Given data below:

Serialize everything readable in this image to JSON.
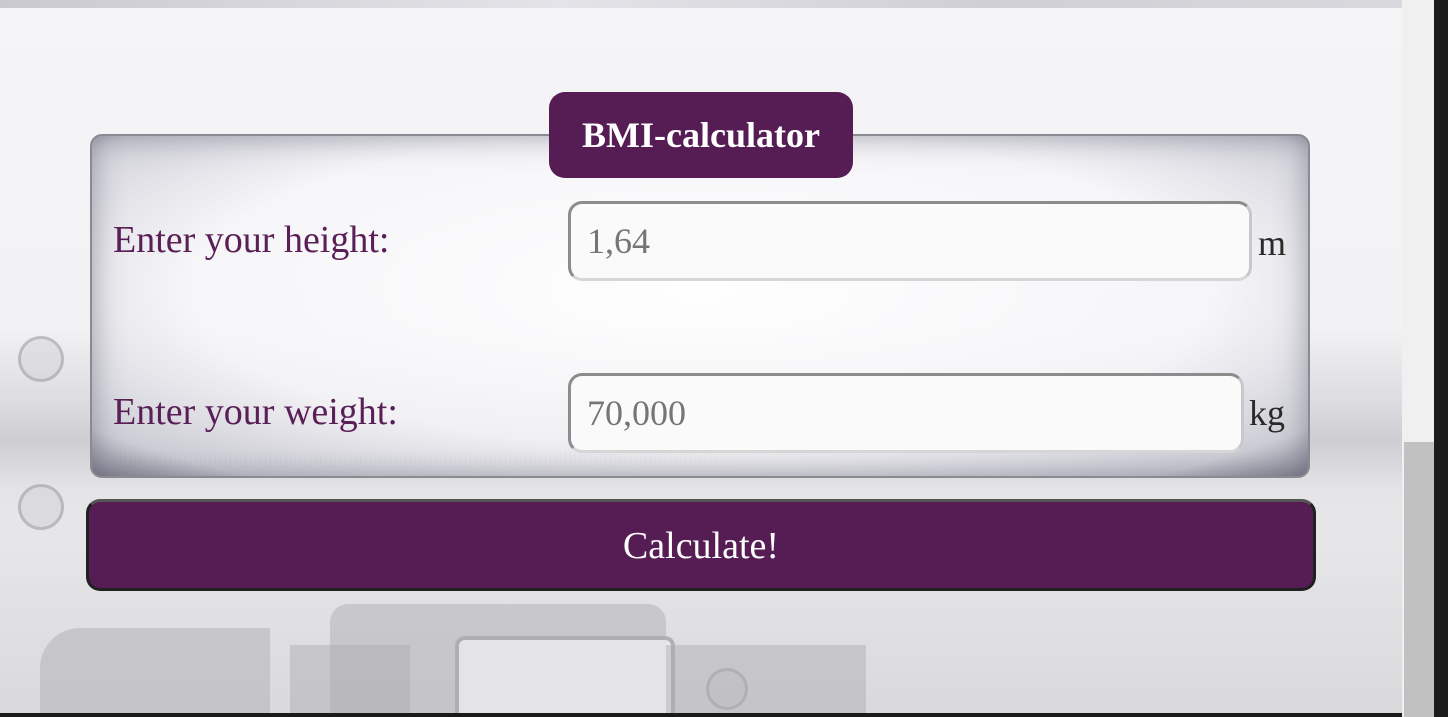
{
  "form": {
    "legend": "BMI-calculator",
    "height": {
      "label": "Enter your height:",
      "placeholder": "1,64",
      "unit": "m"
    },
    "weight": {
      "label": "Enter your weight:",
      "placeholder": "70,000",
      "unit": "kg"
    },
    "submit_label": "Calculate!"
  },
  "colors": {
    "accent": "#561c54",
    "label_text": "#5a1f57",
    "button_text": "#ffffff",
    "page_background": "#f4f4f6"
  }
}
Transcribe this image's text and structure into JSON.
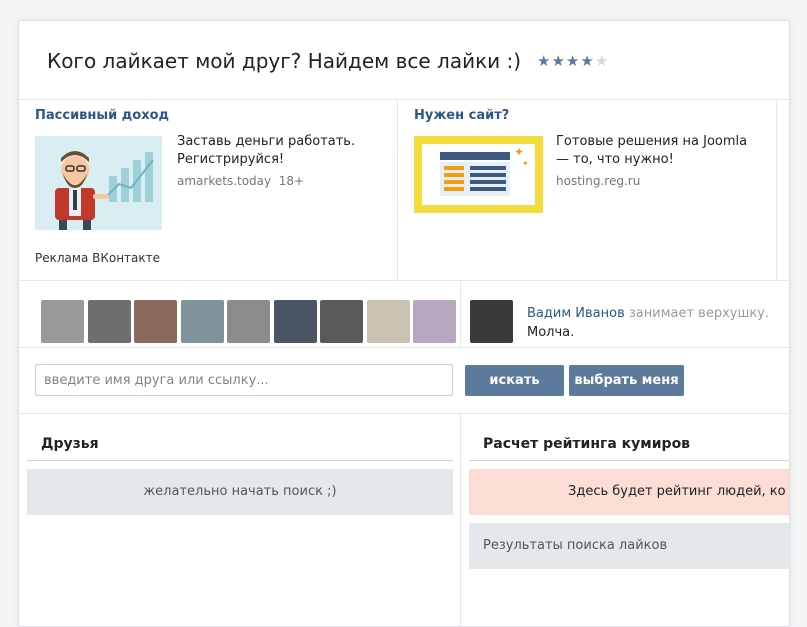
{
  "header": {
    "title": "Кого лайкает мой друг? Найдем все лайки :)",
    "rating": {
      "filled": 4,
      "total": 5
    },
    "star_glyph": "★"
  },
  "ads": [
    {
      "title": "Пассивный доход",
      "text": "Заставь деньги работать. Регистрируйся!",
      "domain": "amarkets.today",
      "age": "18+",
      "image_icon": "businessman-chart-icon"
    },
    {
      "title": "Нужен сайт?",
      "text": "Готовые решения на Joomla — то, что нужно!",
      "domain": "hosting.reg.ru",
      "image_icon": "website-template-icon"
    }
  ],
  "ads_footer": "Реклама ВКонтакте",
  "friends_strip": {
    "avatar_colors": [
      "#9a9a9a",
      "#6e6e6e",
      "#8a6a5a",
      "#7f949a",
      "#8c8c8c",
      "#4a5566",
      "#5a5a5a",
      "#c9c2b2",
      "#b7a7bf"
    ],
    "featured_avatar_color": "#3a3a3a",
    "status_name": "Вадим Иванов",
    "status_text": "занимает верхушку.",
    "status_sub": "Молча."
  },
  "search": {
    "placeholder": "введите имя друга или ссылку...",
    "value": "",
    "search_button": "искать",
    "pick_me_button": "выбрать меня"
  },
  "friends_panel": {
    "title": "Друзья",
    "empty_message": "желательно начать поиск ;)"
  },
  "rating_panel": {
    "title": "Расчет рейтинга кумиров",
    "notice": "Здесь будет рейтинг людей, ко",
    "results_label": "Результаты поиска лайков"
  },
  "colors": {
    "link": "#2b5788",
    "button": "#5b7a9c",
    "notice_bg": "#fbddd6",
    "panel_bg": "#e5e8eb"
  }
}
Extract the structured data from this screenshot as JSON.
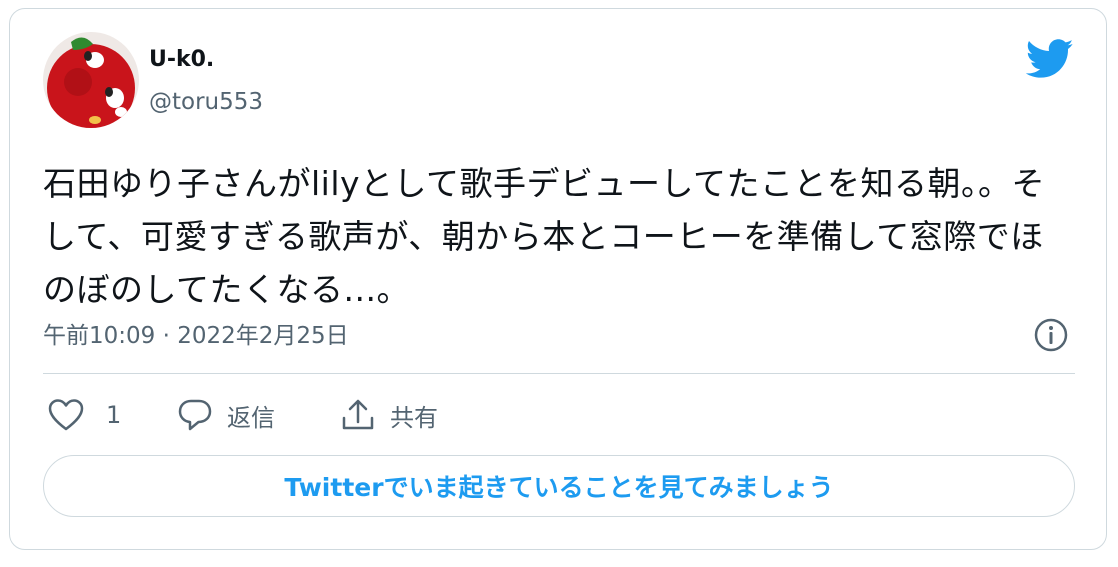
{
  "tweet": {
    "display_name": "U-k0.",
    "handle": "@toru553",
    "text": "石田ゆり子さんがlilyとして歌手デビューしてたことを知る朝。。そして、可愛すぎる歌声が、朝から本とコーヒーを準備して窓際でほのぼのしてたくなる...。",
    "timestamp": "午前10:09 · 2022年2月25日"
  },
  "actions": {
    "like_count": "1",
    "reply_label": "返信",
    "share_label": "共有"
  },
  "cta": {
    "label": "Twitterでいま起きていることを見てみましょう"
  },
  "icons": {
    "brand": "twitter-bird-icon",
    "info": "info-icon",
    "like": "heart-icon",
    "reply": "speech-bubble-icon",
    "share": "share-upload-icon"
  },
  "colors": {
    "brand_blue": "#1d9bf0",
    "text_primary": "#0f1419",
    "text_secondary": "#536471",
    "border": "#cfd9de"
  }
}
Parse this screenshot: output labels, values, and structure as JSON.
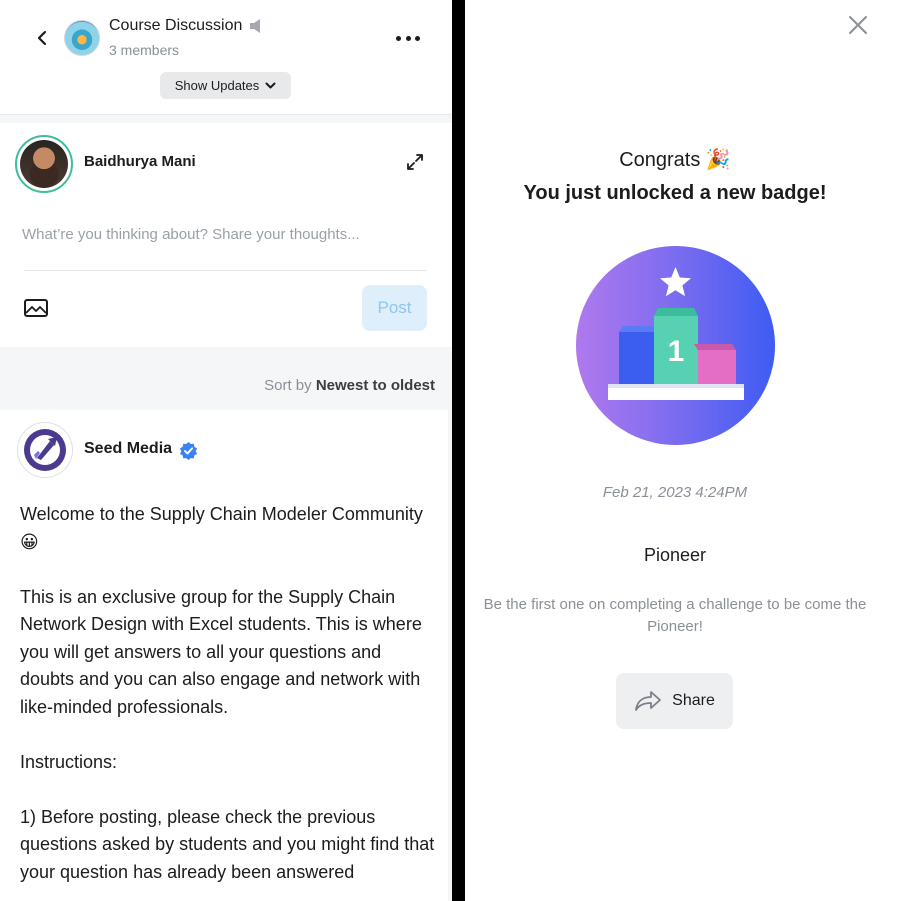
{
  "discussion": {
    "title": "Course Discussion",
    "members": "3 members",
    "show_updates": "Show Updates"
  },
  "composer": {
    "user_name": "Baidhurya Mani",
    "placeholder": "What’re you thinking about? Share your thoughts...",
    "post_label": "Post"
  },
  "sort": {
    "prefix": "Sort by",
    "value": "Newest to oldest"
  },
  "post": {
    "author": "Seed Media",
    "paragraphs": [
      "Welcome to the Supply Chain Modeler Community 😀",
      "This is an exclusive group for the Supply Chain Network Design with Excel students. This is where you will get answers to all your questions and doubts and you can also engage and network with like-minded professionals.",
      "Instructions:",
      "1) Before posting, please check the previous questions asked by students and you might find that your question has already been answered"
    ]
  },
  "badge_modal": {
    "congrats": "Congrats 🎉",
    "headline": "You just unlocked a new badge!",
    "badge_number": "1",
    "date": "Feb 21, 2023 4:24PM",
    "badge_name": "Pioneer",
    "description": "Be the first one on completing a challenge to be come the Pioneer!",
    "share_label": "Share"
  },
  "colors": {
    "accent_teal": "#3dbd9a",
    "post_button_bg": "#deeffb",
    "post_button_text": "#8fc6ec",
    "verified_blue": "#3b82f6",
    "badge_gradient_start": "#b079ee",
    "badge_gradient_end": "#3e5cf2"
  },
  "icons": {
    "back": "chevron-left-icon",
    "mute": "speaker-icon",
    "more": "more-horizontal-icon",
    "dropdown": "chevron-down-icon",
    "expand": "expand-icon",
    "image": "image-icon",
    "verified": "verified-badge-icon",
    "close": "close-icon",
    "share": "share-arrow-icon"
  }
}
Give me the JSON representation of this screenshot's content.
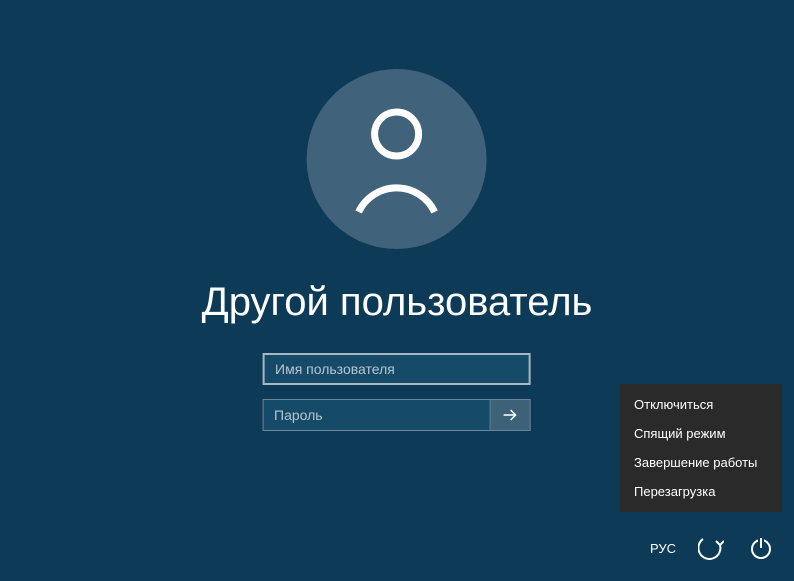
{
  "login": {
    "title": "Другой пользователь",
    "username_placeholder": "Имя пользователя",
    "password_placeholder": "Пароль"
  },
  "power_menu": {
    "items": [
      "Отключиться",
      "Спящий режим",
      "Завершение работы",
      "Перезагрузка"
    ]
  },
  "bottom": {
    "language": "РУС"
  }
}
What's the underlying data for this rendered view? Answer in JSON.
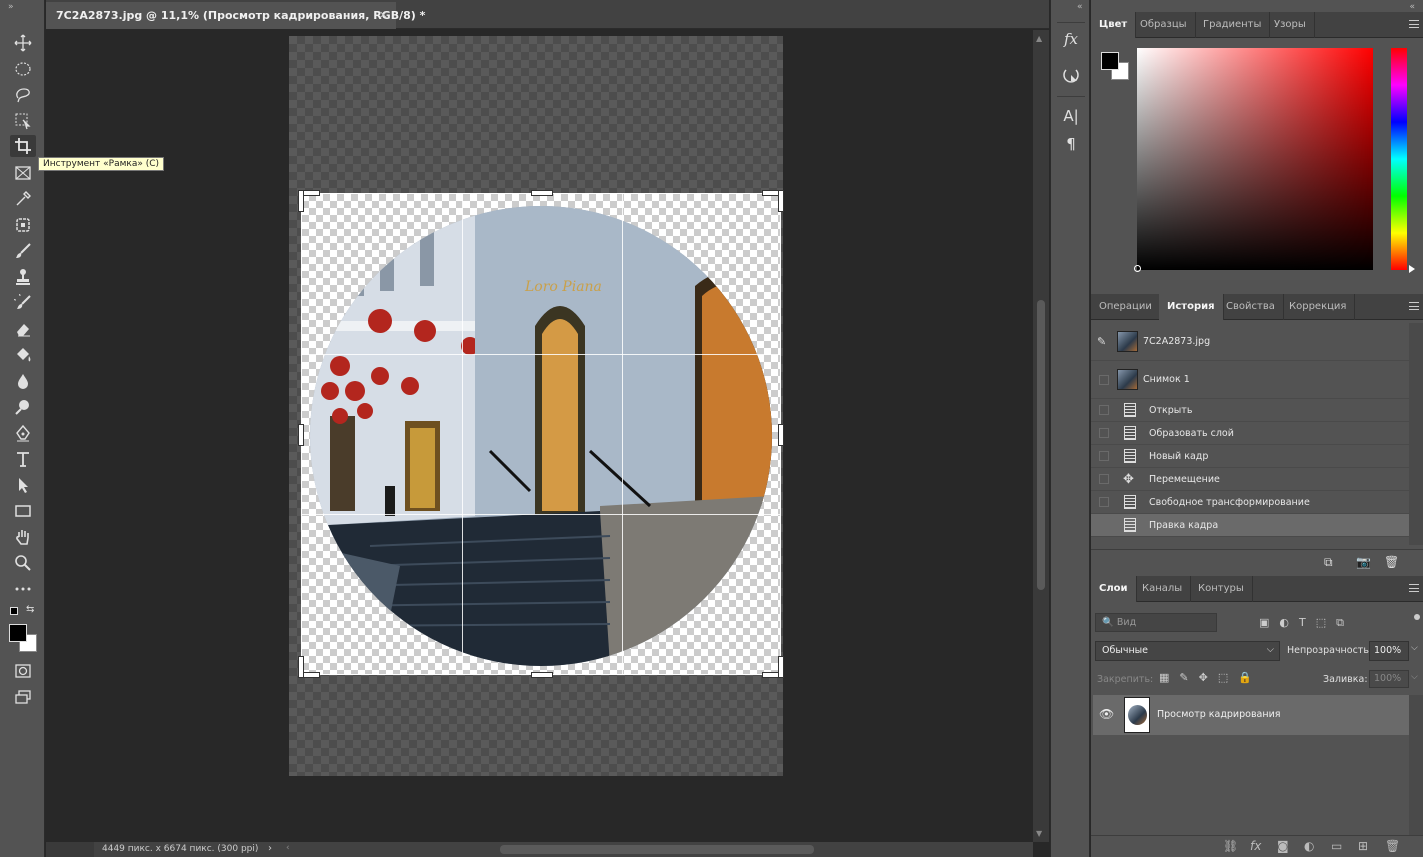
{
  "document": {
    "tab_title": "7C2A2873.jpg @ 11,1% (Просмотр кадрирования, RGB/8) *",
    "close_glyph": "×",
    "status_info": "4449 пикс. x 6674 пикс. (300 ppi)",
    "status_chevron": "›"
  },
  "toolbar": {
    "tooltip": "Инструмент «Рамка» (C)",
    "tools": [
      "move-icon",
      "marquee-icon",
      "lasso-icon",
      "object-select-icon",
      "crop-icon",
      "frame-icon",
      "eyedropper-icon",
      "patch-icon",
      "brush-icon",
      "stamp-icon",
      "history-brush-icon",
      "eraser-icon",
      "paint-bucket-icon",
      "blur-icon",
      "dodge-icon",
      "pen-icon",
      "type-icon",
      "path-select-icon",
      "rectangle-icon",
      "hand-icon",
      "zoom-icon",
      "more-icon"
    ],
    "foreground_color": "#000000",
    "background_color": "#ffffff"
  },
  "color_panel": {
    "tabs": [
      "Цвет",
      "Образцы",
      "Градиенты",
      "Узоры"
    ],
    "active_tab": "Цвет",
    "hue_color": "#ff0000"
  },
  "history_panel": {
    "tabs": [
      "Операции",
      "История",
      "Свойства",
      "Коррекция"
    ],
    "active_tab": "История",
    "snapshots": [
      "7C2A2873.jpg",
      "Снимок 1"
    ],
    "steps": [
      "Открыть",
      "Образовать слой",
      "Новый кадр",
      "Перемещение",
      "Свободное трансформирование",
      "Правка кадра"
    ],
    "selected_step": "Правка кадра"
  },
  "layers_panel": {
    "tabs": [
      "Слои",
      "Каналы",
      "Контуры"
    ],
    "active_tab": "Слои",
    "filter_placeholder": "Вид",
    "blend_mode": "Обычные",
    "opacity_label": "Непрозрачность:",
    "opacity_value": "100%",
    "lock_label": "Закрепить:",
    "fill_label": "Заливка:",
    "fill_value": "100%",
    "layers": [
      {
        "name": "Просмотр кадрирования",
        "visible": true
      }
    ]
  }
}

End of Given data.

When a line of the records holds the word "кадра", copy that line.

      "Правка кадра"
    "selected_step": "Правка кадра"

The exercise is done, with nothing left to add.